→ **WHAT IS NEEDED**
Reproduce every entry that follows word for word, but omit the images.

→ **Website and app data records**
============
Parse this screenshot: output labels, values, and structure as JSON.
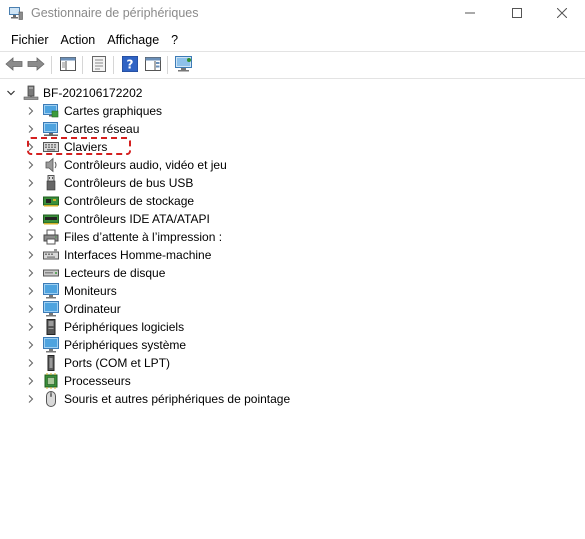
{
  "window": {
    "title": "Gestionnaire de périphériques",
    "controls": [
      "minimize-icon",
      "maximize-icon",
      "close-icon"
    ]
  },
  "menu": {
    "items": [
      "Fichier",
      "Action",
      "Affichage",
      "?"
    ]
  },
  "toolbar": {
    "buttons": [
      "back-arrow-icon",
      "forward-arrow-icon",
      "show-hide-pane-icon",
      "properties-icon",
      "help-icon",
      "action-pane-icon",
      "scan-hardware-monitor-icon"
    ]
  },
  "tree": {
    "root": {
      "label": "BF-20210617220​2",
      "expanded": true,
      "icon": "computer-tower-icon"
    },
    "categories": [
      {
        "label": "Cartes graphiques",
        "icon": "display-adapter-icon"
      },
      {
        "label": "Cartes réseau",
        "icon": "network-adapter-icon"
      },
      {
        "label": "Claviers",
        "icon": "keyboard-icon",
        "highlighted": true
      },
      {
        "label": "Contrôleurs audio, vidéo et jeu",
        "icon": "speaker-icon"
      },
      {
        "label": "Contrôleurs de bus USB",
        "icon": "usb-icon"
      },
      {
        "label": "Contrôleurs de stockage",
        "icon": "storage-controller-icon"
      },
      {
        "label": "Contrôleurs IDE ATA/ATAPI",
        "icon": "ide-controller-icon"
      },
      {
        "label": "Files d’attente à l’impression :",
        "icon": "print-queue-icon"
      },
      {
        "label": "Interfaces Homme-machine",
        "icon": "hid-icon"
      },
      {
        "label": "Lecteurs de disque",
        "icon": "disk-drive-icon"
      },
      {
        "label": "Moniteurs",
        "icon": "monitor-icon"
      },
      {
        "label": "Ordinateur",
        "icon": "computer-icon"
      },
      {
        "label": "Périphériques logiciels",
        "icon": "software-device-icon"
      },
      {
        "label": "Périphériques système",
        "icon": "system-device-icon"
      },
      {
        "label": "Ports (COM et LPT)",
        "icon": "port-icon"
      },
      {
        "label": "Processeurs",
        "icon": "processor-icon"
      },
      {
        "label": "Souris et autres périphériques de pointage",
        "icon": "mouse-icon"
      }
    ]
  },
  "colors": {
    "highlight_border": "#d42020",
    "title_text": "#8a8a8a",
    "help_blue": "#2f63c4"
  }
}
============
→ **WRITTEN ANSWER**
Parse this screenshot: output labels, values, and structure as JSON.
{
  "window": {
    "title": "Gestionnaire de périphériques",
    "controls": [
      "minimize-icon",
      "maximize-icon",
      "close-icon"
    ]
  },
  "menu": {
    "items": [
      "Fichier",
      "Action",
      "Affichage",
      "?"
    ]
  },
  "toolbar": {
    "buttons": [
      "back-arrow-icon",
      "forward-arrow-icon",
      "show-hide-pane-icon",
      "properties-icon",
      "help-icon",
      "action-pane-icon",
      "scan-hardware-monitor-icon"
    ]
  },
  "tree": {
    "root": {
      "label": "BF-20210617220​2",
      "expanded": true,
      "icon": "computer-tower-icon"
    },
    "categories": [
      {
        "label": "Cartes graphiques",
        "icon": "display-adapter-icon"
      },
      {
        "label": "Cartes réseau",
        "icon": "network-adapter-icon"
      },
      {
        "label": "Claviers",
        "icon": "keyboard-icon",
        "highlighted": true
      },
      {
        "label": "Contrôleurs audio, vidéo et jeu",
        "icon": "speaker-icon"
      },
      {
        "label": "Contrôleurs de bus USB",
        "icon": "usb-icon"
      },
      {
        "label": "Contrôleurs de stockage",
        "icon": "storage-controller-icon"
      },
      {
        "label": "Contrôleurs IDE ATA/ATAPI",
        "icon": "ide-controller-icon"
      },
      {
        "label": "Files d’attente à l’impression :",
        "icon": "print-queue-icon"
      },
      {
        "label": "Interfaces Homme-machine",
        "icon": "hid-icon"
      },
      {
        "label": "Lecteurs de disque",
        "icon": "disk-drive-icon"
      },
      {
        "label": "Moniteurs",
        "icon": "monitor-icon"
      },
      {
        "label": "Ordinateur",
        "icon": "computer-icon"
      },
      {
        "label": "Périphériques logiciels",
        "icon": "software-device-icon"
      },
      {
        "label": "Périphériques système",
        "icon": "system-device-icon"
      },
      {
        "label": "Ports (COM et LPT)",
        "icon": "port-icon"
      },
      {
        "label": "Processeurs",
        "icon": "processor-icon"
      },
      {
        "label": "Souris et autres périphériques de pointage",
        "icon": "mouse-icon"
      }
    ]
  },
  "colors": {
    "highlight_border": "#d42020",
    "title_text": "#8a8a8a",
    "help_blue": "#2f63c4"
  }
}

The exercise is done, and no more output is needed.